Purpose: To determine whether germ-line variations in BRCA1 affect outcome in non-small-cell lung cancer (NSCLC) patients treated with platinum combination chemotherapy. Patients and Methods: We evaluated the associations of four tagging BRCA1 polymorphisms and their haplotypes with treatment outcome in 300 NSCLC patients at stages IIIA (16%), IIIB (31%), and IV (53%). Results: The median age was 63 years (range, 28 to 89 years). Histologically, 139 (46.3%) of the patients had squamous cell carcinomas and 137 (45.7%) had adenocarcinomas.

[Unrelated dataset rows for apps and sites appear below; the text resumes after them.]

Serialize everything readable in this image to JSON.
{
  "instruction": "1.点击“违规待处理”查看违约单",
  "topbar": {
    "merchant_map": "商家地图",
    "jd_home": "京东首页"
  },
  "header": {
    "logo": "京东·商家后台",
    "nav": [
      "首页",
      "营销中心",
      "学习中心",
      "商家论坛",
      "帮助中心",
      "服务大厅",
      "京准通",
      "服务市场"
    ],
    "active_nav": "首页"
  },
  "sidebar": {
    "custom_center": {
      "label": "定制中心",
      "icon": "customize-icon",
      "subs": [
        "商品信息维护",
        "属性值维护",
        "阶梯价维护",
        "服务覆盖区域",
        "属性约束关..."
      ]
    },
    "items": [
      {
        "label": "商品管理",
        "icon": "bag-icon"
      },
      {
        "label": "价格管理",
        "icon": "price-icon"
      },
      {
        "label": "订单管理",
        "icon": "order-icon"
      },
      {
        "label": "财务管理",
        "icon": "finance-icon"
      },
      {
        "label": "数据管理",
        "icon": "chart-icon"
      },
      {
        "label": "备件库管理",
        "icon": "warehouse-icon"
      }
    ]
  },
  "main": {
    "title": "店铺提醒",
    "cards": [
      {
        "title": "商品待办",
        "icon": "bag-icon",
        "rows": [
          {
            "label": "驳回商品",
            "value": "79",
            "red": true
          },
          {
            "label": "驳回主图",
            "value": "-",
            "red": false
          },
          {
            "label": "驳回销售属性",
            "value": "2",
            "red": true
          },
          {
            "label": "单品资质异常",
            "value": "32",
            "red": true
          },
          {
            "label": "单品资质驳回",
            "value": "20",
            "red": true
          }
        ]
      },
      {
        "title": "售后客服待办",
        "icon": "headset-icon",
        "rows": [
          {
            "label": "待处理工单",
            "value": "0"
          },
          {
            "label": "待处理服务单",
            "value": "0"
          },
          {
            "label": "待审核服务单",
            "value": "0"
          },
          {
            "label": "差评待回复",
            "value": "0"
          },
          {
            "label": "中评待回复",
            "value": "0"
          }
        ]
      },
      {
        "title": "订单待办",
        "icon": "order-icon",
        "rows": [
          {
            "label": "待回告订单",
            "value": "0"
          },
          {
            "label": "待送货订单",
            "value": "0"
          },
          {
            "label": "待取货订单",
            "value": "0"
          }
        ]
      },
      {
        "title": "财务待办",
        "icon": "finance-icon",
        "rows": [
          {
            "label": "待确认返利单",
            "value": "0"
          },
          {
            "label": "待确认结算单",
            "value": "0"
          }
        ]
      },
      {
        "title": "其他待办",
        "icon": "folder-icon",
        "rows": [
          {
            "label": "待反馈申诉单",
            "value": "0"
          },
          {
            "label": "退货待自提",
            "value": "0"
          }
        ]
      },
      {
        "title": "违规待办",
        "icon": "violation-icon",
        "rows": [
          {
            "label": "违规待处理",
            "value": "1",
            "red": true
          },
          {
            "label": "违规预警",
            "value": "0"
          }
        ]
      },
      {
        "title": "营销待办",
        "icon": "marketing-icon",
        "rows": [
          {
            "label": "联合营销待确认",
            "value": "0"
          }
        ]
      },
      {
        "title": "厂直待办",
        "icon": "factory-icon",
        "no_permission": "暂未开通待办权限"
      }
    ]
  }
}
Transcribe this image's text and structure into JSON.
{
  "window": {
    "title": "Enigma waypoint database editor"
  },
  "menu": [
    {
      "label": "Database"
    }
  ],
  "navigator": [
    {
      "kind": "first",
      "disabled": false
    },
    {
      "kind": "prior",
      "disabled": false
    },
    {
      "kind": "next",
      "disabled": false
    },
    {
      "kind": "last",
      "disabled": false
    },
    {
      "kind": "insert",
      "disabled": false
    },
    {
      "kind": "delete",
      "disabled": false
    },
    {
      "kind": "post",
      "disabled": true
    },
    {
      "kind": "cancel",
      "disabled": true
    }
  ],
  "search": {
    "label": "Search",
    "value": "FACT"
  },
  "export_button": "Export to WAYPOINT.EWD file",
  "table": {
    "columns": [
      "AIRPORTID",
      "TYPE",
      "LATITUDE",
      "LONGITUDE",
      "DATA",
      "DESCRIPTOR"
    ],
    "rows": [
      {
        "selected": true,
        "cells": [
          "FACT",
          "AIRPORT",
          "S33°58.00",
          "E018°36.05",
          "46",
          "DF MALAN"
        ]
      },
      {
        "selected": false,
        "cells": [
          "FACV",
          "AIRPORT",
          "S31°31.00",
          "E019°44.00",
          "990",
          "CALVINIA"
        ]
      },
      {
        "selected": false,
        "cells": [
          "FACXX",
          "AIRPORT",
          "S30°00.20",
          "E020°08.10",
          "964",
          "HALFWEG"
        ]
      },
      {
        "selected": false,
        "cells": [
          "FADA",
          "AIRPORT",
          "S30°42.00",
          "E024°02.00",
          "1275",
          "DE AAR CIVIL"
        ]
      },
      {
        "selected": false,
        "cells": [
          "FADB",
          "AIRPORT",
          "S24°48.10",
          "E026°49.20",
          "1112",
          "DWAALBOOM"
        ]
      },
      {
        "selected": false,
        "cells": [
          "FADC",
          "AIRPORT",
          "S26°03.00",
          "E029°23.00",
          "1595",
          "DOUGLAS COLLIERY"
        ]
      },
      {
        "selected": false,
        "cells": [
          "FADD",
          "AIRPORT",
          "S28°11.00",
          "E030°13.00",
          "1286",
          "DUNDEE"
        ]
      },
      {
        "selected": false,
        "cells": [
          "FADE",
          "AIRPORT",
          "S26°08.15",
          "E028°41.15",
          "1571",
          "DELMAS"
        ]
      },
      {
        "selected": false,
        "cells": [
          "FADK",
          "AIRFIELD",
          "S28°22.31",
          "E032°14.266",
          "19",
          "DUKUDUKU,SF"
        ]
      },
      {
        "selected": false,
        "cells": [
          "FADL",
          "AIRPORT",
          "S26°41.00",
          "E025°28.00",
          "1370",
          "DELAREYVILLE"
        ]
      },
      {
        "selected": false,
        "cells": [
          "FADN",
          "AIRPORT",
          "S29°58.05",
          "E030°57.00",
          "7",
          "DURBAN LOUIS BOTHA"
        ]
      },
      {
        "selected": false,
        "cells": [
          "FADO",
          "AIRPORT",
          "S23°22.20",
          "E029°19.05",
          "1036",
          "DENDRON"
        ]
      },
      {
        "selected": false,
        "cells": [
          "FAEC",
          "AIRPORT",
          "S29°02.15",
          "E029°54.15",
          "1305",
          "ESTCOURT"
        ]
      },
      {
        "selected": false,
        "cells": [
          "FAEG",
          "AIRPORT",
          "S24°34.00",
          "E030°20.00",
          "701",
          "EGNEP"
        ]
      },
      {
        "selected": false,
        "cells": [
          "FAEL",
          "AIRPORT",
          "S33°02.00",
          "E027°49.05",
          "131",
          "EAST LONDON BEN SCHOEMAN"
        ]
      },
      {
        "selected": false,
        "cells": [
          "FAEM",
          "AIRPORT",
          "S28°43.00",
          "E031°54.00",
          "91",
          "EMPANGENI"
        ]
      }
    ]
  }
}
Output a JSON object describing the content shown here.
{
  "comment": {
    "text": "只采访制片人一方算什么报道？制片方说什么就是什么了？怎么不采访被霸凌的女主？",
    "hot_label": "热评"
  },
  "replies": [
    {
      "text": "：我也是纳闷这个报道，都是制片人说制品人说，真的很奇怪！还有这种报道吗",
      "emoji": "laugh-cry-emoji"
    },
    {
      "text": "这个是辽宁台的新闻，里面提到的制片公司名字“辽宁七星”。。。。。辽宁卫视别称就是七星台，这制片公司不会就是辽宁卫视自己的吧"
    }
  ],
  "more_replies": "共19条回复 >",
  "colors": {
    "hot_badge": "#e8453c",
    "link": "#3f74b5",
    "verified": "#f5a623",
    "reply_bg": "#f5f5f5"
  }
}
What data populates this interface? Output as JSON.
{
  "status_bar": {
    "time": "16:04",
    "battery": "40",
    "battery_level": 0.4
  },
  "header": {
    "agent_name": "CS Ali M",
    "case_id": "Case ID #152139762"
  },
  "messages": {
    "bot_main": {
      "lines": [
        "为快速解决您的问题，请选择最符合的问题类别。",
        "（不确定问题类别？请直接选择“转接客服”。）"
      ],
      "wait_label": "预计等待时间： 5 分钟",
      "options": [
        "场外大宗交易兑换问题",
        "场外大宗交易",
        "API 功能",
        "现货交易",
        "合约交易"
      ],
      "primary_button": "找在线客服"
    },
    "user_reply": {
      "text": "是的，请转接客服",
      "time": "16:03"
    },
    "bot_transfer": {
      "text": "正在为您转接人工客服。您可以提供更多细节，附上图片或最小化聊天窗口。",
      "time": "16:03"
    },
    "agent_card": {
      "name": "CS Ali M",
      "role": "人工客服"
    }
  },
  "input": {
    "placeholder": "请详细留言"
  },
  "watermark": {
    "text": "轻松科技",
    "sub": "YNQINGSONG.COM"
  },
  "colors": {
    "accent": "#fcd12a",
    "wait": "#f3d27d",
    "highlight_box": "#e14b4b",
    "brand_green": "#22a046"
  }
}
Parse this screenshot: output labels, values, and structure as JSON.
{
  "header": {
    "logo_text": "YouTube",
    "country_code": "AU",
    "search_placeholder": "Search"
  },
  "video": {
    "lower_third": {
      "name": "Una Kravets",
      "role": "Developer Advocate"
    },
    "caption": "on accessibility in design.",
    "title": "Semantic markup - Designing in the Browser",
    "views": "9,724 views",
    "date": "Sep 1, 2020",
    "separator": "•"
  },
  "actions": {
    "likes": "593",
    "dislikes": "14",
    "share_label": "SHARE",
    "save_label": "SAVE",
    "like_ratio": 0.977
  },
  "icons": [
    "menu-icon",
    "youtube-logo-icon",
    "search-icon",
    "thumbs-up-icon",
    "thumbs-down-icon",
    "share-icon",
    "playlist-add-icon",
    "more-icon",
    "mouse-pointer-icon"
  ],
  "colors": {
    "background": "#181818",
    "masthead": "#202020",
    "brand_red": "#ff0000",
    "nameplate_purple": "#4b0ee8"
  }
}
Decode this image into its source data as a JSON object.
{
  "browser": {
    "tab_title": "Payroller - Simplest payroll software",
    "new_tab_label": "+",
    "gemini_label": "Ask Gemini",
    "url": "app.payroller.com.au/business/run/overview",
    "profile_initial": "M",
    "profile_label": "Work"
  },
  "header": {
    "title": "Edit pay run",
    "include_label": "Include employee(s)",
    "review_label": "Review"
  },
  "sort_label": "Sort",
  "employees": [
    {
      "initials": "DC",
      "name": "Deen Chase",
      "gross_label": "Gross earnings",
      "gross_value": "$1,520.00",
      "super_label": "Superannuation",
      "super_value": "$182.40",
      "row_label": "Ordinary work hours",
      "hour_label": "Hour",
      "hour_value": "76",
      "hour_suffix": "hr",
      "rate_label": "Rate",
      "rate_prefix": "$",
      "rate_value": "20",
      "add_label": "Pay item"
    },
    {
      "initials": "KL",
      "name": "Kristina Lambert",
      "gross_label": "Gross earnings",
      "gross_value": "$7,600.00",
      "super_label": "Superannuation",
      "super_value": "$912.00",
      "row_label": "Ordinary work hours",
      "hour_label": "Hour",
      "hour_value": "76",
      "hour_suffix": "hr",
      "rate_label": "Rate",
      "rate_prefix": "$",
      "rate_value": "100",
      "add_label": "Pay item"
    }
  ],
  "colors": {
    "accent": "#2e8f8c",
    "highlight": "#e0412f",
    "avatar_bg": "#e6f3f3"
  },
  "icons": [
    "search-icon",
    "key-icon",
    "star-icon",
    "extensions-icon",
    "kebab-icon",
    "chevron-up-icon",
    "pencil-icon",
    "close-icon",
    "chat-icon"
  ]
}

Patient median survival time (MST) was 13.0 months. We observed no significant association between any of the tagging polymorphisms [S1613G, IVS13-1893 (A>C), IVS12-1207 (C>T), and IVS12+112 (C>A)] and overall survival. Of the five haplotypes evaluated (AACC, AACA, GCTC, GATC, and AATC), the survival of patients with two copies of the AACC (wild-type) haplotype was significantly shorter than that of patients with zero to one copies (MST, 8.47 v 14.57 months; log-rank P = .0066), even after adjustment for body weight loss, performance status, stage, second-line treatment, and radiation therapy (hazard ratio = 2.097; 95% CI, 1.339 to 3.284). The survival of patients with squamous cell carcinoma and two copies was significantly shorter than that of other patients with squamous cell carcinoma (MST, 6.8 v 15.3 months; log-rank P = 3.6 × 10-5), whereas differences in survival between the two adenocarcinoma groups was not significant (log-rank P = .677). Conclusion: These findings suggest that the AACC haplotype of the BRCA1 gene is an important prognostic marker in NSCLC patients treated with platinum combination chemotherapy.
ASJC Scopus subject areas
- Cancer Research